After a few years of fighting with Lync2010 , we decided to stop using this service on premise and migrate everyone to the cloud/Office365!
For something as Lync, privacy and auditing isn’t that important (not yet), so we guessed we can trust Microsoft on this one…
- First thing to do: create a trust between Microsoft and our on-premise AD.
This is done by implementing ad fs.
On top, you need to have an active “DirSync”, syncing your AD to the cloud.
To create the hybrid set-up with an on-premise Lync environment, and the “in the cloud”-office365 one, you’ll need the latest iteration of the Lync server software: version 2013.
So, we added the Lync 2013 servers to our 2010 deployment. And after some little hassles, everything started to work. (Single IP deployment, you can google around how to set it up)
You need a lync2013 edge and front-end, because we’ll need some specific features introduced in 2013.
- Next: the Office 365 part.
Office 365 is a complete infrastructure as a service platform from Microsoft offering Sharepoint, Exchange, Lync and some more Microsoft Services in the cloud. It’s pretty cool actually.
I’ve never been too fond of office 365: it’s cool, nice and cheap when everything is working. But when it start failing… You’re gone… AAAND you always have to mention the Patriot Act…
Anyway, since it’s February wave of updates, office 365 became even more functional!
It’s PowerShell support got an update, and now supports Lync Online cmldlets!
Before, you actually had to ask Microsoft to enable the PowerShell for Lync Online because it was in beta. Nowadays (since august), everyone gets it!
So, nice again 🙂
Msol-powershell doesn’t support a lot of cmdlets, but at least some essentials.
- To be able to migrate a user, we’ll have some more requirements: on premise active directory tweaking and office 365 domain setup.
Of course you need to connect your DNS-domain to your office365 tenant (can be done easily using dns-verification)
Next, make sure your AD upn (firstname.lastname@example.org) corresponds to your lync domain and your office 365 account. You can add the domain as a custom suffix in ad.
So, you’ll have an internal AD user email@example.com, firstname.lastname@example.org as sip-address, and the same email@example.com as office 365 user (synced by dirsync).

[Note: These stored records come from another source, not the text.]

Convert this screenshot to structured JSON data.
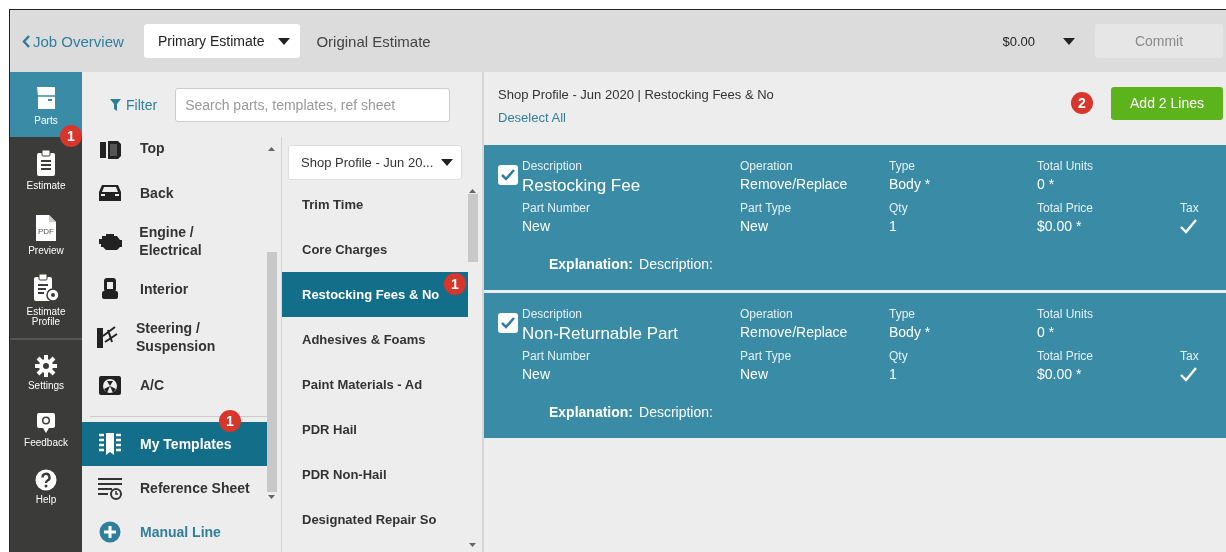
{
  "header": {
    "back_link": "Job Overview",
    "estimate_select": "Primary Estimate",
    "estimate_name": "Original Estimate",
    "total": "$0.00",
    "commit_button": {
      "label": "Commit",
      "disabled": true
    }
  },
  "rail": {
    "main": [
      {
        "label": "Parts",
        "kind": "door",
        "selected": true,
        "badge": "1"
      },
      {
        "label": "Estimate",
        "kind": "clipboard",
        "selected": false
      },
      {
        "label": "Preview",
        "kind": "pdf",
        "icon_text": "PDF",
        "selected": false
      },
      {
        "label": "Estimate Profile",
        "kind": "profile",
        "selected": false
      }
    ],
    "bottom": [
      {
        "label": "Settings",
        "kind": "gear",
        "selected": false
      },
      {
        "label": "Feedback",
        "kind": "chat",
        "selected": false
      },
      {
        "label": "Help",
        "kind": "help",
        "selected": false
      }
    ]
  },
  "browser": {
    "filter": "Filter",
    "search_placeholder": "Search parts, templates, ref sheet",
    "categories": [
      {
        "label": "Top",
        "kind": "top",
        "selected": false
      },
      {
        "label": "Back",
        "kind": "back",
        "selected": false
      },
      {
        "label": "Engine / Electrical",
        "kind": "engine",
        "selected": false
      },
      {
        "label": "Interior",
        "kind": "seat",
        "selected": false
      },
      {
        "label": "Steering / Suspension",
        "kind": "steering",
        "selected": false
      },
      {
        "label": "A/C",
        "kind": "fan",
        "selected": false
      }
    ],
    "library": [
      {
        "label": "My Templates",
        "kind": "templates",
        "selected": true,
        "badge": "1"
      },
      {
        "label": "Reference Sheet",
        "kind": "reference",
        "selected": false
      }
    ],
    "manual_line": "Manual Line",
    "profile_select": "Shop Profile - Jun 20...",
    "templates": [
      {
        "label": "Trim Time",
        "selected": false
      },
      {
        "label": "Core Charges",
        "selected": false
      },
      {
        "label": "Restocking Fees & No",
        "selected": true,
        "badge": "1"
      },
      {
        "label": "Adhesives & Foams",
        "selected": false
      },
      {
        "label": "Paint Materials - Ad",
        "selected": false
      },
      {
        "label": "PDR Hail",
        "selected": false
      },
      {
        "label": "PDR Non-Hail",
        "selected": false
      },
      {
        "label": "Designated Repair So",
        "selected": false
      }
    ]
  },
  "detail": {
    "breadcrumb": "Shop Profile - Jun 2020 | Restocking Fees & No",
    "deselect_all": "Deselect All",
    "step_badge": "2",
    "add_button": "Add 2 Lines",
    "lines": [
      {
        "checked": true,
        "fields": [
          {
            "label": "Description",
            "value": "Restocking Fee",
            "kind": "title"
          },
          {
            "label": "Operation",
            "value": "Remove/Replace"
          },
          {
            "label": "Type",
            "value": "Body *"
          },
          {
            "label": "Total Units",
            "value": "0 *"
          },
          {
            "label": "Part Number",
            "value": "New"
          },
          {
            "label": "Part Type",
            "value": "New"
          },
          {
            "label": "Qty",
            "value": "1"
          },
          {
            "label": "Total Price",
            "value": "$0.00 *"
          },
          {
            "label": "Tax",
            "kind": "check",
            "checked": true
          }
        ],
        "explanation_label": "Explanation:",
        "explanation": "Description:"
      },
      {
        "checked": true,
        "fields": [
          {
            "label": "Description",
            "value": "Non-Returnable Part",
            "kind": "title"
          },
          {
            "label": "Operation",
            "value": "Remove/Replace"
          },
          {
            "label": "Type",
            "value": "Body *"
          },
          {
            "label": "Total Units",
            "value": "0 *"
          },
          {
            "label": "Part Number",
            "value": "New"
          },
          {
            "label": "Part Type",
            "value": "New"
          },
          {
            "label": "Qty",
            "value": "1"
          },
          {
            "label": "Total Price",
            "value": "$0.00 *"
          },
          {
            "label": "Tax",
            "kind": "check",
            "checked": true
          }
        ],
        "explanation_label": "Explanation:",
        "explanation": "Description:"
      }
    ]
  }
}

Your lyncdomain doesn’t exactly has to be the same as your login domain, but hey, “why make it simple and functional if you can make it complex and wonderful?!”…
After that, you can fire up PowerShell!
Fist of all, you have to add Lync Online as an trusted host on your onpremise lync and you have to make your on premise Lync share the SIP address-space with Lync online
Use “Set-CsHostingProvider” here…
And then you can actually move someone between both environments! 🙂 (make sure the user has a office365 license assigned). Again, all can be done in PowerShell.
So, connect to your onprem lync and office365, and push your clients to the cloud!
$CSSession = New-PSSession -ConnectionUri https://onpremlync.contoso.lcl/ocspowershell -Credential $AdminUsername -ErrorAction SilentlyContinue
Import-PSSession -Session $CSSession
$ExSession = New-PSSession -ConfigurationName Microsoft.Exchange -ConnectionUri https://ps.outlook.com/powershell/ -Credential $cred -Authentication Basic -AllowRedirection
connect-msolservice -Credential $cred
$CSolSession = New-CsOnlineSession -Credential $cred
Import-PSSession $CSolSession –AllowClobber
get-msoluser -UserPrincipalName firstname.lastname@example.org | Set-MsolUser -UsageLocation “BE”
Set-MSOLUserLicense -UserPrincipalName email@example.com -AddLicenses CONTOSO:MCOSTANDARD
get-csuser firstname.lastname@example.org | Move-CsUser -Credential $cred -target “sipfed.online.lync.com” -HostedMigrationOverrideUrl “https://admin0a.online.lync.com/HostedMigration/hostedmigrationservice.svc” -ProxyPool “onpremlync13registrar.contoso.lcl”